MATERIAL PROVIDED
Segment Open

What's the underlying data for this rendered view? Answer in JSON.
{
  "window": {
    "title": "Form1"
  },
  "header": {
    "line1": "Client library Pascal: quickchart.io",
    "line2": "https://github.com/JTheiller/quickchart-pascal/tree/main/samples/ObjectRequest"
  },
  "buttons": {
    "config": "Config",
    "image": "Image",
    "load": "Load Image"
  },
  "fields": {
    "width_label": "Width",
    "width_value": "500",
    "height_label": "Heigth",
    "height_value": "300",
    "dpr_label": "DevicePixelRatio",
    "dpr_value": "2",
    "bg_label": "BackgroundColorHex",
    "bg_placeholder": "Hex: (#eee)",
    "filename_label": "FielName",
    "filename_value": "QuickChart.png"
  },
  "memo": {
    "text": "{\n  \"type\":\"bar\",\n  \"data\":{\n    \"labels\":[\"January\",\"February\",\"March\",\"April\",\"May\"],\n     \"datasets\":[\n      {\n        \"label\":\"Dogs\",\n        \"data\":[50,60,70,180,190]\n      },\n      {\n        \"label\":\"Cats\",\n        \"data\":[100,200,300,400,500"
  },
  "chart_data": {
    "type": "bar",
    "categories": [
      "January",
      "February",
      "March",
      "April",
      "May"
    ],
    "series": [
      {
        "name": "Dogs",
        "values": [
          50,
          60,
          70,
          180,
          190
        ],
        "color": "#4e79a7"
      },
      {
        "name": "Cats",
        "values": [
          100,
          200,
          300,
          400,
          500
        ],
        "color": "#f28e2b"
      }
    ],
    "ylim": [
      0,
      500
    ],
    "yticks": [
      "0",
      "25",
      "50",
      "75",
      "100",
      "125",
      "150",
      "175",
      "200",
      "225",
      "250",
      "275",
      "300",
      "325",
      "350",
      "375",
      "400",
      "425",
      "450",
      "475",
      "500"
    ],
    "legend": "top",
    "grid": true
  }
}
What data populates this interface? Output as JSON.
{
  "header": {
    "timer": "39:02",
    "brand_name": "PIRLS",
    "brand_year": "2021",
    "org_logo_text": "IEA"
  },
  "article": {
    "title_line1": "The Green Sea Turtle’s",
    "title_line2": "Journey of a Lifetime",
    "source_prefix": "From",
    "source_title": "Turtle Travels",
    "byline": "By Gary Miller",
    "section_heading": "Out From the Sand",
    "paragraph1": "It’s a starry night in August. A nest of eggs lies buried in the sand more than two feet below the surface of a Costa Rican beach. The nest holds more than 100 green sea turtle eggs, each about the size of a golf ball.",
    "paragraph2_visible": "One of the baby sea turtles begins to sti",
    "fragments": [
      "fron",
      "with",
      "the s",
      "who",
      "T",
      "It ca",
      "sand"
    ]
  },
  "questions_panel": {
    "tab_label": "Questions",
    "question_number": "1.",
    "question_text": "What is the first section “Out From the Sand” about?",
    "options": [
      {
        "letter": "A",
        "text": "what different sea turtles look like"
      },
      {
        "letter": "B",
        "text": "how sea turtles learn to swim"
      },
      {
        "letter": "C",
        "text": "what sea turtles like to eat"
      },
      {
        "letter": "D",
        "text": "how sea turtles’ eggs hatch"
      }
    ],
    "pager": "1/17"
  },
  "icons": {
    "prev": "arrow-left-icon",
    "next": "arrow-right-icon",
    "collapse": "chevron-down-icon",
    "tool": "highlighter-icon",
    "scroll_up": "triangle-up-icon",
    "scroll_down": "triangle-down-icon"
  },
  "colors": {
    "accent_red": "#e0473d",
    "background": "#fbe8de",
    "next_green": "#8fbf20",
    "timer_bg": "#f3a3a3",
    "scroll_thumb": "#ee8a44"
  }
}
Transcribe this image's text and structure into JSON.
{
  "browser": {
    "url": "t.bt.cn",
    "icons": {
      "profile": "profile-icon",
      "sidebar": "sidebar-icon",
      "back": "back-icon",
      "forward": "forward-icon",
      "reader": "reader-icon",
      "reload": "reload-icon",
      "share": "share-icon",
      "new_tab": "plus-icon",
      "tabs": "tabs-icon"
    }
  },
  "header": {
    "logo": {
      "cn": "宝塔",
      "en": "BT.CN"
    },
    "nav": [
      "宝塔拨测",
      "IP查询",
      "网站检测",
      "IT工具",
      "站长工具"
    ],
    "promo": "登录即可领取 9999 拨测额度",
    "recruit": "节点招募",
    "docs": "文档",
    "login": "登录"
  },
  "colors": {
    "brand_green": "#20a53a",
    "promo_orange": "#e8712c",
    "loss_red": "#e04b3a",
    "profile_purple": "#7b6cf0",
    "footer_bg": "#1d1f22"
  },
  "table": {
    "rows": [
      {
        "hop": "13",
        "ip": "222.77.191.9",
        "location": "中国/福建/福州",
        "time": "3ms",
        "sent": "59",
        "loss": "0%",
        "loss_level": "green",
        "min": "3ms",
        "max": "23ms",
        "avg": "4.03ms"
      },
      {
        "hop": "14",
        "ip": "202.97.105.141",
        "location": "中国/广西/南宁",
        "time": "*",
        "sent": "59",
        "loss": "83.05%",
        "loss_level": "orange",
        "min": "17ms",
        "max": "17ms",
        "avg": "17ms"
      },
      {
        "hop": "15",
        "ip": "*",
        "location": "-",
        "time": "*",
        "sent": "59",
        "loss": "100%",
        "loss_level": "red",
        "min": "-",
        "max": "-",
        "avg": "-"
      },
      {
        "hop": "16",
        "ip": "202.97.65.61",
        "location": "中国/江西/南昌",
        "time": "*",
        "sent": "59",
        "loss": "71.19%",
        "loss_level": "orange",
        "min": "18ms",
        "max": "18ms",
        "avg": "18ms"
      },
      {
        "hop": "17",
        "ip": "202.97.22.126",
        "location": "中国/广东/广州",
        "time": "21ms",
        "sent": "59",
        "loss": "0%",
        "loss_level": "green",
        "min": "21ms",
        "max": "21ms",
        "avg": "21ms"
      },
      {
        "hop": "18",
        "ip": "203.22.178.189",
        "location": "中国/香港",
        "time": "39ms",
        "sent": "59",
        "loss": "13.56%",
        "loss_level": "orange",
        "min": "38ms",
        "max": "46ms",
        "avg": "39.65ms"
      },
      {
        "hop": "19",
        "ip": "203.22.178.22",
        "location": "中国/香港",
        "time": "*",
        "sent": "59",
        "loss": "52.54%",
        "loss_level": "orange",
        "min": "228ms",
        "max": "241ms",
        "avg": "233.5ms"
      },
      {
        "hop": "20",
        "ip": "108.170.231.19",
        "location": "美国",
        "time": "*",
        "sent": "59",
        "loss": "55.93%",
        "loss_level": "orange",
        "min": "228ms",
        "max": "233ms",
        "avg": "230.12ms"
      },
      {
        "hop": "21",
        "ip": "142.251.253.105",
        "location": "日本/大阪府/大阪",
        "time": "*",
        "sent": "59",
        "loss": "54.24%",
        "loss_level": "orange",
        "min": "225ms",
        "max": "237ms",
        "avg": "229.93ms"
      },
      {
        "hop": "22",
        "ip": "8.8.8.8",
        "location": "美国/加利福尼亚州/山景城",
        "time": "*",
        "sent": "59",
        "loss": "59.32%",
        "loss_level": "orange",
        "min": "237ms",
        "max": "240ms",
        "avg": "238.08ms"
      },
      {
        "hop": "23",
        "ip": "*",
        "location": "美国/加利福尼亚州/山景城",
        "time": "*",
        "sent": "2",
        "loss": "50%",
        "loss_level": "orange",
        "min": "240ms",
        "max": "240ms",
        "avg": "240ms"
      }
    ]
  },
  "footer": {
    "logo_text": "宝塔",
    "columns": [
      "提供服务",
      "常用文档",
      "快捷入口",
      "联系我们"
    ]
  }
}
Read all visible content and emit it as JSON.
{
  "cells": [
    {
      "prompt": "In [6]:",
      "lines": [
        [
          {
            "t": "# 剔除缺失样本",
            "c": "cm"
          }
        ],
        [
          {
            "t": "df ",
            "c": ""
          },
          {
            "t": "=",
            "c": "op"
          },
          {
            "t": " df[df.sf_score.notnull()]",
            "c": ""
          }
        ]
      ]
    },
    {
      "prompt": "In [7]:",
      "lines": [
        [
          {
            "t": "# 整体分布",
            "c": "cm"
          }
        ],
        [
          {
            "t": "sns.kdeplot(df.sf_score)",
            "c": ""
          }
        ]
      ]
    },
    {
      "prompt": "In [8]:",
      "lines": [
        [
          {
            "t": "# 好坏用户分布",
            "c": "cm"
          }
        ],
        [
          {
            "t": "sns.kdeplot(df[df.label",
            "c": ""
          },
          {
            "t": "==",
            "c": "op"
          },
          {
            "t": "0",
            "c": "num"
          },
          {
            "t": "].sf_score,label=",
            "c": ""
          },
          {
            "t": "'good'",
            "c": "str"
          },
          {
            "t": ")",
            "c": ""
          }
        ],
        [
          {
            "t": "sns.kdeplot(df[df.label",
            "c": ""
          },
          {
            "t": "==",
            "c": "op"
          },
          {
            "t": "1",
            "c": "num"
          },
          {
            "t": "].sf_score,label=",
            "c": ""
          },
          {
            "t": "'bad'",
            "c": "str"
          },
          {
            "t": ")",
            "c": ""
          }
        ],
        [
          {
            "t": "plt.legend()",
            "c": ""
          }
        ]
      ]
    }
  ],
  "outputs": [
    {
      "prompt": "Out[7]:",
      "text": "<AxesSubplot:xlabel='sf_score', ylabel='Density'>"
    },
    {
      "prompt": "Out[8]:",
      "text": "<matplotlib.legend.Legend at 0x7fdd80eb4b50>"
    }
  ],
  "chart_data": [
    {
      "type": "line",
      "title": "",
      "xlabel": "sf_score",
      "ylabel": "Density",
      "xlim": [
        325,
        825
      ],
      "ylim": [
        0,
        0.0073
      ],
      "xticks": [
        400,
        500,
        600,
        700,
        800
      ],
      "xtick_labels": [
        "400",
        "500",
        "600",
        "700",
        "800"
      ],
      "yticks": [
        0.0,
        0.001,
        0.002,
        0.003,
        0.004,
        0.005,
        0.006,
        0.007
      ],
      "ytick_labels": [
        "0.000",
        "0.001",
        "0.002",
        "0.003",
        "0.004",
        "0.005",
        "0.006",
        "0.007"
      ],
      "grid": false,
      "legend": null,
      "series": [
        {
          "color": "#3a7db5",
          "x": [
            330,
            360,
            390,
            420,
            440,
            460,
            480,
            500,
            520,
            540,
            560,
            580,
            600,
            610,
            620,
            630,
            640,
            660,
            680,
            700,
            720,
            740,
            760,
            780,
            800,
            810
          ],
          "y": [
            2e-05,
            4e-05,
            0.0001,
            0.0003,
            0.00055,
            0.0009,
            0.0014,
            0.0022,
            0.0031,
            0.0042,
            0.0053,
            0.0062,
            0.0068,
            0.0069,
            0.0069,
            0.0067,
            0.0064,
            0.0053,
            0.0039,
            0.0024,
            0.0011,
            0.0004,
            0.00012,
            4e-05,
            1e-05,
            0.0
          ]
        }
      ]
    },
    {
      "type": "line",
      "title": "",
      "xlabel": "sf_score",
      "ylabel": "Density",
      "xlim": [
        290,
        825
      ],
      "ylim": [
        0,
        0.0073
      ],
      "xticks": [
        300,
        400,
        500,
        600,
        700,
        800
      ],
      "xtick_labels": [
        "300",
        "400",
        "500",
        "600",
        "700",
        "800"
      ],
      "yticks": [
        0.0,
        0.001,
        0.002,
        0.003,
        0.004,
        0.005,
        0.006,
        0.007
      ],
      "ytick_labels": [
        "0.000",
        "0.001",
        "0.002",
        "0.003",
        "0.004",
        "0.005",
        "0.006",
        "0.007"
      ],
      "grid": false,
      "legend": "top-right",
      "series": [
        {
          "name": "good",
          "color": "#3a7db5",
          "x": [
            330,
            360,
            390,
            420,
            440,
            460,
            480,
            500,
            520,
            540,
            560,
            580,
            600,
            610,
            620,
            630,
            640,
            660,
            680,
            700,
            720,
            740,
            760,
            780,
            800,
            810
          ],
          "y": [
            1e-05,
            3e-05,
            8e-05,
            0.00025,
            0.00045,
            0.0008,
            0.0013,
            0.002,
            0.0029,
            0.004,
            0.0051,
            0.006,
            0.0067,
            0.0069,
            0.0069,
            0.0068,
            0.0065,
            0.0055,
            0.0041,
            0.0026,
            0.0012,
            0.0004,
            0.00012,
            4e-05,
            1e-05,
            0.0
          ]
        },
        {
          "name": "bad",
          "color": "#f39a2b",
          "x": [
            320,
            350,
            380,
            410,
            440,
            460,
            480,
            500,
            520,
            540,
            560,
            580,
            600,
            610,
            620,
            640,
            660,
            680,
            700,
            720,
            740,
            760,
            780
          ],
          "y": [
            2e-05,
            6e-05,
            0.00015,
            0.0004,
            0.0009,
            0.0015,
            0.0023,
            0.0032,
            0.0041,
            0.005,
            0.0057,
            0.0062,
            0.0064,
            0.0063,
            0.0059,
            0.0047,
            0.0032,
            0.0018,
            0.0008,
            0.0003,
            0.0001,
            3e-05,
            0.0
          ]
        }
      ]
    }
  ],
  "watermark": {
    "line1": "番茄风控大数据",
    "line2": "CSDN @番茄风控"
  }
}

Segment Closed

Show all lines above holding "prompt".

      "prompt": "In [6]:",
      "prompt": "In [7]:",
      "prompt": "In [8]:",
      "prompt": "Out[7]:",
      "prompt": "Out[8]:",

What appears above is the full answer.